Inside the Performance of Tiger Management Descendants So Far in 2024

Tiger Global and Coatue are among the managers mentored by Julian Robertson that are having a good year.


Illustration by II

Most Tiger-related funds showed positive results in February and are now up by mid- to upper single-digit rates through the first two months of the year. However, most of them are still trying to make up large losses sustained in 2022, and in some cases 2021 as well.

The only outlier is Light Street Capital.

As Institutional Investor previously reported, the firm headed by Glen Kacher surged 16.23 percent in February in its long-short fund, boosting its gain for the year to 30.68 percent, according to someone who has seen the results. Light Street’s long-only fund gained 15.15 percent in February and is now up 22.54 percent for the year, according to the source.

Kacher has been betting on AI as a theme across the firm’s funds.

Otherwise, the descendants of the late Julian Robertson Jr.’s Tiger Management are up by single digits so far this year.

For example, Lee Ainslie III’s Maverick Capital posted a roughly 8.5 percent gain in February in its main long-short fund, Maverick Fund, for an increase of 8.73 percent on the year, according to a private hedge fund database. Maverick Long rose about 6.6 percent for the month and is up 7.87 percent for the year; Maverick Long Enhanced fund was up approximately 7.5 percent in February and 9.27 percent this year, per the database.

South Korean e-commerce giant Coupang remained Maverick’s largest long position at year-end, accounting for nearly 24 percent of U.S.-listed long assets after the firm trimmed the stake by more than 5 percent, according to its most recent 13F filing. Two Magnificent Seven stocks also rank among Maverick’s top-ten long positions in U.S. common stocks: Amazon, which is the second largest, and Meta, which is the tenth largest.

The long-short fund of Chase Coleman’s Tiger Global Management gained 4.2 percent in February and is up 7.6 percent for the year, according to two sources. At year-end, Meta, Microsoft, and Apollo Global Management remained the firm’s top three holdings, accounting for more than 40 percent of U.S. common stock assets even after Tiger Global cut back on its positions in Meta and Microsoft.

Philippe Laffont’s Coatue Management was up 4.14 percent in February and 4.7 percent for the year, says someone who saw the results. Four of its five largest long positions at the end of the fourth quarter were Magnificent Seven stocks: Nvidia, Meta, Amazon, and Microsoft. The other top-five stock was chip giant Advanced Micro Devices.

Stephen Mandel Jr.’s Lone Pine Capital posted a 5.4 percent gain in its long-short fund last month and is up 9 percent for the year, reports someone who has seen the results. Meta, Amazon, and Microsoft accounted for three of its four largest longs and nearly one-quarter of U.S. common stock assets.

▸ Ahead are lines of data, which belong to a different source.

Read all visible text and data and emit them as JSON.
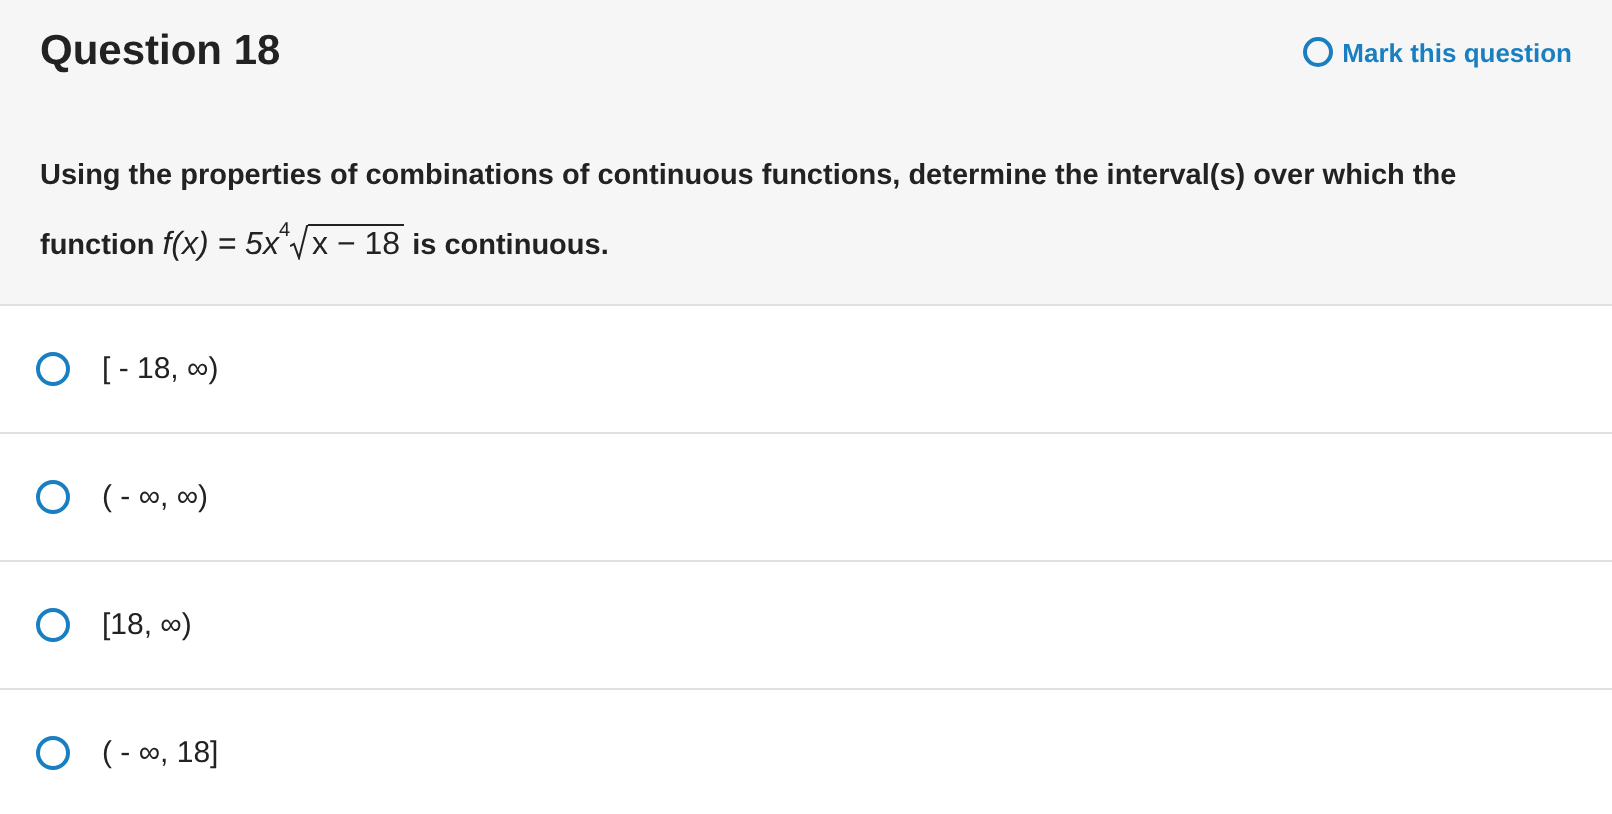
{
  "question": {
    "title": "Question 18",
    "mark_link": "Mark this question",
    "prompt_before": "Using the properties of combinations of continuous functions, determine the interval(s) over which the function",
    "formula": {
      "lhs": "f(x) = 5x",
      "root_index": "4",
      "radicand": "x − 18"
    },
    "prompt_after": "is continuous."
  },
  "options": [
    {
      "label": "[ - 18, ∞)",
      "selected": false
    },
    {
      "label": "( - ∞, ∞)",
      "selected": false
    },
    {
      "label": "[18, ∞)",
      "selected": false
    },
    {
      "label": "( - ∞, 18]",
      "selected": false
    }
  ]
}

Dan Sundheim’s D1 Capital Partners gained 73 basis points in February in its share class that invests only in public securities, bringing the gain for the year to 5.3 percent, according to a different person who saw the results.

Viking Global’s long-short fund was up 2.4 percent in February and 4.5 percent for the year.

Valiant Capital Management rose by just 41 basis points in February but is up 7.56 percent for the year.

II previously reported that in his fourth-quarter letter, Valiant founder Chris Hansen told investors that he’s optimistic about the firm’s long-short fund, but also concerned about the stock market’s direction. Hansen believes asset managers should increase their fixed income holdings to protect their portfolios.

“Despite the improved near-term economic outlook and buoyant financial markets, we can’t help but remain cautious in our outlook for equities for a few key reasons,” Hansen told clients.